I worked in an insurance office one summer. The agent was out of the office a lot, and my job was mainly to answer the phones. It was the first and only time I had a giggling fit. I had answered the phone and for some reason (nerves perhaps) I couldn’t stop laughing. The person on the other end of the line was very kind, as was the man in charge of the office.
The major difference in getting a job those days was that we didn’t worry about getting a job, it was a matter of which job we would take. How times have changed.
What was your most memorable job?
Tuesday, July 17, 2012
Wednesday, July 11, 2012
Thursday, July 5, 2012
I was a normal teenager. There were no iTunes then, but we were glued to the radio listening to the latest songs. My friend Carole loved country music. I didn’t quite get it. Hank Williams, Charlie Pride and the rest of them didn’t appeal to me.
Wednesday, July 4, 2012
Fallen Angel will be free July 4 & 5.
Here's the link: http://www.amazon.com/dp/B006GEQ1AC
And here's the story line:

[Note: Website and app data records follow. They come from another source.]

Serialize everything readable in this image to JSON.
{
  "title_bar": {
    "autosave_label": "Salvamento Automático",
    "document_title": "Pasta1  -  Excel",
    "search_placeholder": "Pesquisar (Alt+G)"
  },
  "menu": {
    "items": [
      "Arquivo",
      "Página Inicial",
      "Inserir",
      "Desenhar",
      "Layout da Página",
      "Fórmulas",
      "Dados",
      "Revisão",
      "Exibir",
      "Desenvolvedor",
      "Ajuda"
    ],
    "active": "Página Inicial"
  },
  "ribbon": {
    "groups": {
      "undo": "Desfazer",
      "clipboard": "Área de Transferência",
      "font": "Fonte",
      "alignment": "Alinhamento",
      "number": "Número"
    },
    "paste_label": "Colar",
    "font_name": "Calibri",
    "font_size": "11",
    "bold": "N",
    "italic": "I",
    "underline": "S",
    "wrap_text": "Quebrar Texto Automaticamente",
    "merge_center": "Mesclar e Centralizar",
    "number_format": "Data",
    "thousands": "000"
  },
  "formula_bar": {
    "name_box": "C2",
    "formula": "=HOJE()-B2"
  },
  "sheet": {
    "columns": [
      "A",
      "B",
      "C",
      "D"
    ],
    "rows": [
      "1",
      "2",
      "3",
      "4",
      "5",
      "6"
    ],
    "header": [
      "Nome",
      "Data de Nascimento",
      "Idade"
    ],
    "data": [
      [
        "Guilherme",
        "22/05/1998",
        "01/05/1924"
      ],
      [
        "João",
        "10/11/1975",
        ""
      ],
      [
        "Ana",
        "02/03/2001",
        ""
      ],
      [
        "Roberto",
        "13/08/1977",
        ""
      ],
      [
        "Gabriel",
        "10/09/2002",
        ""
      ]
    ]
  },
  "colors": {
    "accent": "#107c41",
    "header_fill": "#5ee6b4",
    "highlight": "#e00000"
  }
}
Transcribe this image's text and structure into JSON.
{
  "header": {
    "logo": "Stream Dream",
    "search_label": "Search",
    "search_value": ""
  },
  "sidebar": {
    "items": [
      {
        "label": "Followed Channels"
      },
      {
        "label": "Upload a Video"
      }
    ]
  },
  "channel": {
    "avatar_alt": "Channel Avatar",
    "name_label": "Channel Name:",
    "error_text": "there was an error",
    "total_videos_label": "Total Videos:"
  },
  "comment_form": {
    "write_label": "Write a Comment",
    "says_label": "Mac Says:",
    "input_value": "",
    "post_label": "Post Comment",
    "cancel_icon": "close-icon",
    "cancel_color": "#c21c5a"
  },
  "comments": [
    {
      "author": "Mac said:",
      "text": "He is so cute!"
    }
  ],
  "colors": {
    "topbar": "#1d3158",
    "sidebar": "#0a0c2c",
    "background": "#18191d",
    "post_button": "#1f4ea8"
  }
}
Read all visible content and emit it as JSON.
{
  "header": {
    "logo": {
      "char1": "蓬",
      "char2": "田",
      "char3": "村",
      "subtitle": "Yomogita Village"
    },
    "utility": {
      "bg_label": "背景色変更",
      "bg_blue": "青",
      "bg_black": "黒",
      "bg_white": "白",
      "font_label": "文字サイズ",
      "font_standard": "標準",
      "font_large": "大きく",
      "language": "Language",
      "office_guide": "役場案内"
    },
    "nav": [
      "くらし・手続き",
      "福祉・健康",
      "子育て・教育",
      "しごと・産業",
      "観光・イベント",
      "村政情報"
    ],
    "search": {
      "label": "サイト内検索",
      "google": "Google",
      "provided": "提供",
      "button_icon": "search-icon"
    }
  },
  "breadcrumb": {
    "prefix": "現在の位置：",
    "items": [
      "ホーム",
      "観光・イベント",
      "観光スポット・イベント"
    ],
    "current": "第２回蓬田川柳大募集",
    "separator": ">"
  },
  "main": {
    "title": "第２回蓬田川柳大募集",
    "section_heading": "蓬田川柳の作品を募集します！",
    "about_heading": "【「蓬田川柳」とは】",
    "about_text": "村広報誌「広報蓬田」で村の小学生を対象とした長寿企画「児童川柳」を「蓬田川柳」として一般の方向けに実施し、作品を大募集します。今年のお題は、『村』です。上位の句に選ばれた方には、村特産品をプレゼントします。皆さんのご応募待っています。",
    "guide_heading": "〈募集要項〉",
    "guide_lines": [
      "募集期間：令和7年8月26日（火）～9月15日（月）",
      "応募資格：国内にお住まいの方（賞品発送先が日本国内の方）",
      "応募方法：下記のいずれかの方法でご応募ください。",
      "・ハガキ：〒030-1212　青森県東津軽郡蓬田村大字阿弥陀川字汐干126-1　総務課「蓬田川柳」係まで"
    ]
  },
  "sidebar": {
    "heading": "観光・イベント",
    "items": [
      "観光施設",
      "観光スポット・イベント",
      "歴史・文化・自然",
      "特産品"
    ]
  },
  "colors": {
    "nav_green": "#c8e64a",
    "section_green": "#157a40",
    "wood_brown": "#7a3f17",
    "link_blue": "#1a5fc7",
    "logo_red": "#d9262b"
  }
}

Laura MacLeod doesn’t need an intervention to know she’s in trouble. A paediatric nurse on an oncology ward, she has seen her share of suffering. But when tragedy touches her personally, she falls apart and accepts help in the form of pain killers. She becomes rapidly addicted, and her downward spiral is humiliating as well as life-changing. Fresh from rehab, she travels to the Okanagan Valley, where she has agreed to perform menial work at a winery for several months. F-18 fighter pilot Bradley Jamieson has witnessed the horrors of war in Afghanistan, resulting in the loss of his ability to speak. Weary from the aftermath of war, he accepts his friend’s invitation to visit his winery. Unable to understand how a beautiful woman like Laura could throw away her life by taking drugs, he is determined to avoid her. But the more he sees of this gentle woman, the more he’s attracted to her. The summer sun isn’t the only thing generating heat in the valley. Laura and Bradley battle their their growing attraction for one another while fighting their inner demons. Can these two troubled souls find the peace they desire, or will reality bring them crashing back down to earth?